The simulation tracks the particles in the beam as well as those that diffuse around the spacecraft, which are created by the interaction of the high energy beam ions with the neutral xenon atoms that also flow out of the thruster.  It shows the density of the plasma flowing around the spacecraft and its evolution: red represents high density, blue is low density (see animation for detailed scale).

Although the animation is several seconds long it has been slowed down, representing a mere eight milliseconds of real time – the time necessary for the plasma to reach a steady state.

The simulation was performed to demonstrate that the plasma produced by the thruster is not damaging to the spacecraft: its materials, including solar arrays or instruments, for example, or to the electric propulsion system itself. The simulations also confirmed there are no spurious or dangerous charging events.

Inflight measurements will verify the simulation results and help improve ways in which the generated plasma, spacecraft and space environment interactions can be better modelled.

BepiColombo is a joint endeavour between ESA and JAXA. After their seven-year interplanetary journey, the two science orbiters – the Mercury Planetary Orbiter and the Mercury Magnetospheric Orbiter – will start their main mission to provide the most in-depth study of mysterious Mercury to date.

The spacecraft begin transferring to Europe’s spaceport in Kourou this week, where an intensive period of preparations will ready the mission for launch later this year.

The simulations were performed by Félicien Filleul as part of ESA’s Young Graduate Trainee programme.

Copyright:   ESA/Félicien Filleul

 

 

BepiColumbo Clears a Large Hurdle


Great news, BepiColumbo has a launch site!

ESA – 9 March 2018Europe’s first mission to Mercury will soon be ready for shipping to the spaceport to begin final preparations for launch.

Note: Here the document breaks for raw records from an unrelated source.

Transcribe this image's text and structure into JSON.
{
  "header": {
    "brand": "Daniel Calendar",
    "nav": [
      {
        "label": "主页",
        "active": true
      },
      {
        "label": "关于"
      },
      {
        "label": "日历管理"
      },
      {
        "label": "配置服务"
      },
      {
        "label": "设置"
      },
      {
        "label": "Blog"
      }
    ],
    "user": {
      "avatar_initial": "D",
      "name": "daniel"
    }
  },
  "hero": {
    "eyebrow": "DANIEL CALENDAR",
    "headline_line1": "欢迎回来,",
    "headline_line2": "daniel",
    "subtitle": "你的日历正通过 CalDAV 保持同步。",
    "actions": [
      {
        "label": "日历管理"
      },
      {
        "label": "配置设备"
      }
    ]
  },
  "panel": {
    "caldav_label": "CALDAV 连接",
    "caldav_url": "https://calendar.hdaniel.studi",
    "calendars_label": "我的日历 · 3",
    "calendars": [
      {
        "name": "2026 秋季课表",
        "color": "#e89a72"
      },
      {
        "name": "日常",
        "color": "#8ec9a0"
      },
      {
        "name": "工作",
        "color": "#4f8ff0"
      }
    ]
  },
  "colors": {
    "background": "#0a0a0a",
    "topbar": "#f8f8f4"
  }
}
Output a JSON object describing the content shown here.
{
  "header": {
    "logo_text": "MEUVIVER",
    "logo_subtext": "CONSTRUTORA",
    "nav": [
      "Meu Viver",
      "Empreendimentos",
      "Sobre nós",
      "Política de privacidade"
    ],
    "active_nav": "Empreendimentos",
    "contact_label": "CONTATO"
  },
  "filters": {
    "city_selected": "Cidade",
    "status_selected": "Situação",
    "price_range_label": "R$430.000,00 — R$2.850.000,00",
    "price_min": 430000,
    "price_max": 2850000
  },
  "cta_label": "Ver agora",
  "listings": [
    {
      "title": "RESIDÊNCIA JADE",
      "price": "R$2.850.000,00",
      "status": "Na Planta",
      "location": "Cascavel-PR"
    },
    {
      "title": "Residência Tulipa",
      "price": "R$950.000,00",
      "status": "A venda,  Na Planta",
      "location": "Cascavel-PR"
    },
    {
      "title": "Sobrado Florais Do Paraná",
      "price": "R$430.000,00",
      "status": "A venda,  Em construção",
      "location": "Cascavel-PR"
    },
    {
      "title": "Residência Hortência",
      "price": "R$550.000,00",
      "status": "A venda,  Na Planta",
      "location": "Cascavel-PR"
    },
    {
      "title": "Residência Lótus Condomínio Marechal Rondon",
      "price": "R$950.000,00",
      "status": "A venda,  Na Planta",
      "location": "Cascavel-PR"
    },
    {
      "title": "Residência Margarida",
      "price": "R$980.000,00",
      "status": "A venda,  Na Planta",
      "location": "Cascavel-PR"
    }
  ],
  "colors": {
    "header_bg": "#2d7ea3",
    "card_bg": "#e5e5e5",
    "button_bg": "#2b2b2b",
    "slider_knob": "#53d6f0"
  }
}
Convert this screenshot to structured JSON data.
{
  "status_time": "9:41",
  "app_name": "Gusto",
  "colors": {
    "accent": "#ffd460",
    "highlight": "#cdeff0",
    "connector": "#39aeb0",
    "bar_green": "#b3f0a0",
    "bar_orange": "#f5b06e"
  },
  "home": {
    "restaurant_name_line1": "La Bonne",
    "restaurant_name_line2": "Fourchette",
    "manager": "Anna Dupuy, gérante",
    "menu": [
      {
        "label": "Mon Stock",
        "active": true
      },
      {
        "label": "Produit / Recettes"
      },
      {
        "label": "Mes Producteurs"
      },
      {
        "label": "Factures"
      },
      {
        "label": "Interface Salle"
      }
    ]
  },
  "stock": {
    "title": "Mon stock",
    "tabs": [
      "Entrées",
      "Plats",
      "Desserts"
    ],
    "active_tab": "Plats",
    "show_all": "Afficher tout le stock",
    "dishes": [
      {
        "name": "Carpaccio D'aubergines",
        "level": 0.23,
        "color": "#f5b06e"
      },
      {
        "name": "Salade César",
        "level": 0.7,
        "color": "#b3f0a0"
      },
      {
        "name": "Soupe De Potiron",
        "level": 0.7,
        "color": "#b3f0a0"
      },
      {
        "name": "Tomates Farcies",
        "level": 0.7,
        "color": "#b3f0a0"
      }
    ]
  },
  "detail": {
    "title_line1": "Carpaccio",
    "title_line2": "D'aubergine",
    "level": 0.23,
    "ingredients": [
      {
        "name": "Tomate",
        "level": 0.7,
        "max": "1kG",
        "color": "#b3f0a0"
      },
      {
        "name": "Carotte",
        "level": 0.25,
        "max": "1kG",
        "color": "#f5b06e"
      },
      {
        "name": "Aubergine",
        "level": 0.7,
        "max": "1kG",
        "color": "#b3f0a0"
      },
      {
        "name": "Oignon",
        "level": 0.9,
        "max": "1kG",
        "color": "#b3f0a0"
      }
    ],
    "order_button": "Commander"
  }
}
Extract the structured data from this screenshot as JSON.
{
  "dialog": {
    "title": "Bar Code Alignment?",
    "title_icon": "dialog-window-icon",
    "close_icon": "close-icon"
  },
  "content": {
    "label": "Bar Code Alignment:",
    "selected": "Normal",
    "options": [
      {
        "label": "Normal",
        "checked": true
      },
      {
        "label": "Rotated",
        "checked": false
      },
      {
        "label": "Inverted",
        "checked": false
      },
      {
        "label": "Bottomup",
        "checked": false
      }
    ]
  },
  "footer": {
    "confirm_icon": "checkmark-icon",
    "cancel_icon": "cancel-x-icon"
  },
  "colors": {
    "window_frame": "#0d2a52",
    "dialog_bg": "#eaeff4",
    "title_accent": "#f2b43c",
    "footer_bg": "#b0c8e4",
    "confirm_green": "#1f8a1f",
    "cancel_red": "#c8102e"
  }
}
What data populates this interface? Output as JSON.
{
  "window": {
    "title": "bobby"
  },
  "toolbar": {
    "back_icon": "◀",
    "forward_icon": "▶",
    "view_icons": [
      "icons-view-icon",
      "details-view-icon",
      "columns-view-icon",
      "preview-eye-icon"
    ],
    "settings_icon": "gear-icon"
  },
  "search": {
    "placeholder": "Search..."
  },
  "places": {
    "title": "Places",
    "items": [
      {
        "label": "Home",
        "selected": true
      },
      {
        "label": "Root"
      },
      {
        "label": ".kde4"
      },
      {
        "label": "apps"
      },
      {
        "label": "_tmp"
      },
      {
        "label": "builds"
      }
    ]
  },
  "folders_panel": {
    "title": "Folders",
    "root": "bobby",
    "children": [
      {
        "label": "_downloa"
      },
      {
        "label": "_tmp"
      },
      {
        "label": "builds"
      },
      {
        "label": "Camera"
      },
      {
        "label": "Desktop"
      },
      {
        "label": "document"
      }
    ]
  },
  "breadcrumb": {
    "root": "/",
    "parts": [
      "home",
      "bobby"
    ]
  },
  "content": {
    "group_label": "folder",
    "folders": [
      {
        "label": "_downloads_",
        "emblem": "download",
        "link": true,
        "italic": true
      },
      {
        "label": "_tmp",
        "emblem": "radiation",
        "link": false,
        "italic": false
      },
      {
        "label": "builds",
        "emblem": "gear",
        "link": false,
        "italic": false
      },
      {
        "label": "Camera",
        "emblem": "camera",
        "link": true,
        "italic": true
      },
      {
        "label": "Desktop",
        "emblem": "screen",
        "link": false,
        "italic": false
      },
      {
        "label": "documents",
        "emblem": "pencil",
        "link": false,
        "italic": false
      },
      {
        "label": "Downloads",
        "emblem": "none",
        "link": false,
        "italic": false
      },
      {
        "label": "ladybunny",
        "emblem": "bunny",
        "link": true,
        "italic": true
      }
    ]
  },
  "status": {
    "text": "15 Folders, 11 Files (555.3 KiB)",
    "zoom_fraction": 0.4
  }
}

The mission passed a major review yesterday, meaning that the three BepiColombo spacecraft, along with ground equipment and mission experts, are confirmed to start the move from ESA’s centre in the Netherlands to Europe’s Spaceport in Kourou, French Guiana at the end of next month. The launch window is open from 5 October until 29 November.

“It’s been a long and occasionally bumpy road to this point, and there is still plenty to do until we are ready for launch,” says Ulrich Reininghaus, ESA’s BepiColombo project manager, “but we are extremely pleased to finally move our preparations to the launch site, and are grateful to everyone who has made this possible.

“In parallel we are continuing with some long-duration firing tests on a replica transfer module thruster, under space-like conditions, to be best prepared for our journey to Mercury.”

Once at Kourou, an intensive six months of essential preparation are needed, including more review checkpoints.

Work includes dressing the spacecraft in protective insulation to prepare for the harsh space environment and extreme temperatures they will experience operating close to the Sun, attaching and testing the solar wings and their deployment mechanisms, installing the sunshield, fuelling, and connecting the three spacecraft together.

The final weeks will see the spacecraft stack inside the Ariane 5 rocket fairing, and preparing the launch vehicle itself, ready to blast the mission on a seven-year journey around the inner Solar System to investigate Mercury’s mysteries.

BepiColombo journey timeline

A transfer module will carry two science orbiters to the innermost planet, using a combination of solar power, electric propulsion and nine gravity-assist flybys of Earth, Venus and Mercury to set it on course.

The two orbiters will make complementary measurements of the innermost planet and its environment from different orbits, from its deep interior to its interaction with the solar wind, to provide the best understanding of Mercury to date, and how the innermost planet of a solar system forms and evolves close to its parent star.

BepiColombo is a joint endeavour between ESA and the Japan Aerospace Exploration Agency, JAXA. ESA is providing the Mercury Transfer Module, the Mercury Planetary Orbiter and the sunshield and interface structure, and JAXA is providing the Mercury Magnetospheric Orbiter.

 

Image credit: spacecraft: ESA/ATG medialab; Mercury: NASA/JPL